Nextbit’s New Robin Phone Gets Close to the Cloud

Optimal storage capabilities with integration of the cloud into the OS

Mobile phones have come a long way since the 2000s (just take a look at our hands-on review of the Nokia E70 in 2006). More than a decade later, as smartphones have undeniably become daily essential tool in our lives, it feels like we’re reaching the point of diminishing returns in terms of software and hardware from the major tech behemoths, with focus on incremental improvements. It’s devices from start-ups, like Monohm’s stone-shaped Runcible (with planned non-obsolescence) to Sesame’s touch-free smartphone for those with physical disabilities, that are stoking the fire for innovation in the mobile phone world. Today, the Robin device from Nextbit joins the line-up as an Android smartphone that integrates the cloud directly into the OS and intelligently manages your storage. With this “cloud-first” mindset, the Robin—which launches on Kickstarter today—has 32GB of offline storage and 100GB of online storage.
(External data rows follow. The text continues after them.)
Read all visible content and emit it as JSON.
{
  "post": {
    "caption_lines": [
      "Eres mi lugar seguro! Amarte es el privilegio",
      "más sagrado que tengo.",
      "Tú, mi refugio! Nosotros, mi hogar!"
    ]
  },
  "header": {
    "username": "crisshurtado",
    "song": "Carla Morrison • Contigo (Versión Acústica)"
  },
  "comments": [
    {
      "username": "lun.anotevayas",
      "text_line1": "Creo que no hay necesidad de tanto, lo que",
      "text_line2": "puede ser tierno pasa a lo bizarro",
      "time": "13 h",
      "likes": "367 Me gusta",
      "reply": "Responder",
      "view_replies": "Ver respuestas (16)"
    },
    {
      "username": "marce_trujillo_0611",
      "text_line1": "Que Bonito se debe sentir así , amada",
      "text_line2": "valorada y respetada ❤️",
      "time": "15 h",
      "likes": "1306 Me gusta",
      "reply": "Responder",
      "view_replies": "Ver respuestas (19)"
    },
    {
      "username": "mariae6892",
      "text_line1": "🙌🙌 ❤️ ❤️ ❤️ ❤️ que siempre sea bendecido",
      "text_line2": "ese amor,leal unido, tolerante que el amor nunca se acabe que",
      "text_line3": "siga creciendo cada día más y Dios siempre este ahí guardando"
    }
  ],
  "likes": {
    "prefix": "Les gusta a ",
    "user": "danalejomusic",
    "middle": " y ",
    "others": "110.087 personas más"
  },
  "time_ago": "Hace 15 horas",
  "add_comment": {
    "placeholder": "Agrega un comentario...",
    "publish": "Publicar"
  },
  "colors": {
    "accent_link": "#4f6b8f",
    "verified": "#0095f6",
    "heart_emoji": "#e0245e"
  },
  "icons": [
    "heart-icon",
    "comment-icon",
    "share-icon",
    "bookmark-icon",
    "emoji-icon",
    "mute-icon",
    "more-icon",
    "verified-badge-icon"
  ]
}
Nextbit was founded in 2012 by Tom Moss and Mike Chan, who both worked on the Android team at Google. To develop Robin’s outer look, they hired former HTC design lead Scott Croyle to be their Chief Design and Product Officer. “Our brand is about simplicity and rebellion,” Croyle tells CH during a demo of the Robin prototype (noticeably, he was wearing teal Adidas sneakers that matched the phone’s minty colorway).

Robin is available directly to the customer, not sold through a carrier, so it comes unlocked and with zero bloatware—no third party apps to delete upon unboxing. The phone’s most distinguishing factor is its cloud integration and smart storage software. Photos and apps are backed up to the cloud regularly, and once your phone starts running out of space, Robin will use its knowledge of how you use the phone to offload the photos and apps you haven’t used in a while—and if they’re needed, a simple tap brings them back right away. That dreaded “Storage Almost Full” message—which always seems to pop-up at the most inconvenient times—can be banished forever.

“It’s your phone, do what you want with it. If you remove our custom operating system and install stock Android, we’ll still honor your warranty,” says Moss when asked what happens if a customer likes the phone, but not the software solution. This intensely customer-centric point of view is a refreshing focus given their limited resources as a start-up. And having spent a little time with the device, we found hard to consider wanting to remove its simple user experience anyway.

Overall, the Robin looks like it’s actually taking advantage of the major leaps in cloud technology over the past few years—the first of, hopefully, more cloud-based phones to come. Plus it’s leveraging the commoditization of processors, screens and components to bring a premium feeling phone to market at a reasonable price.

Nextbit’s Kickstarter campaign launches today; the first 1000 backers can reserve the phone for $299 (a $100 discount) with expected delivery in February 2016.

Images courtesy of Nextbit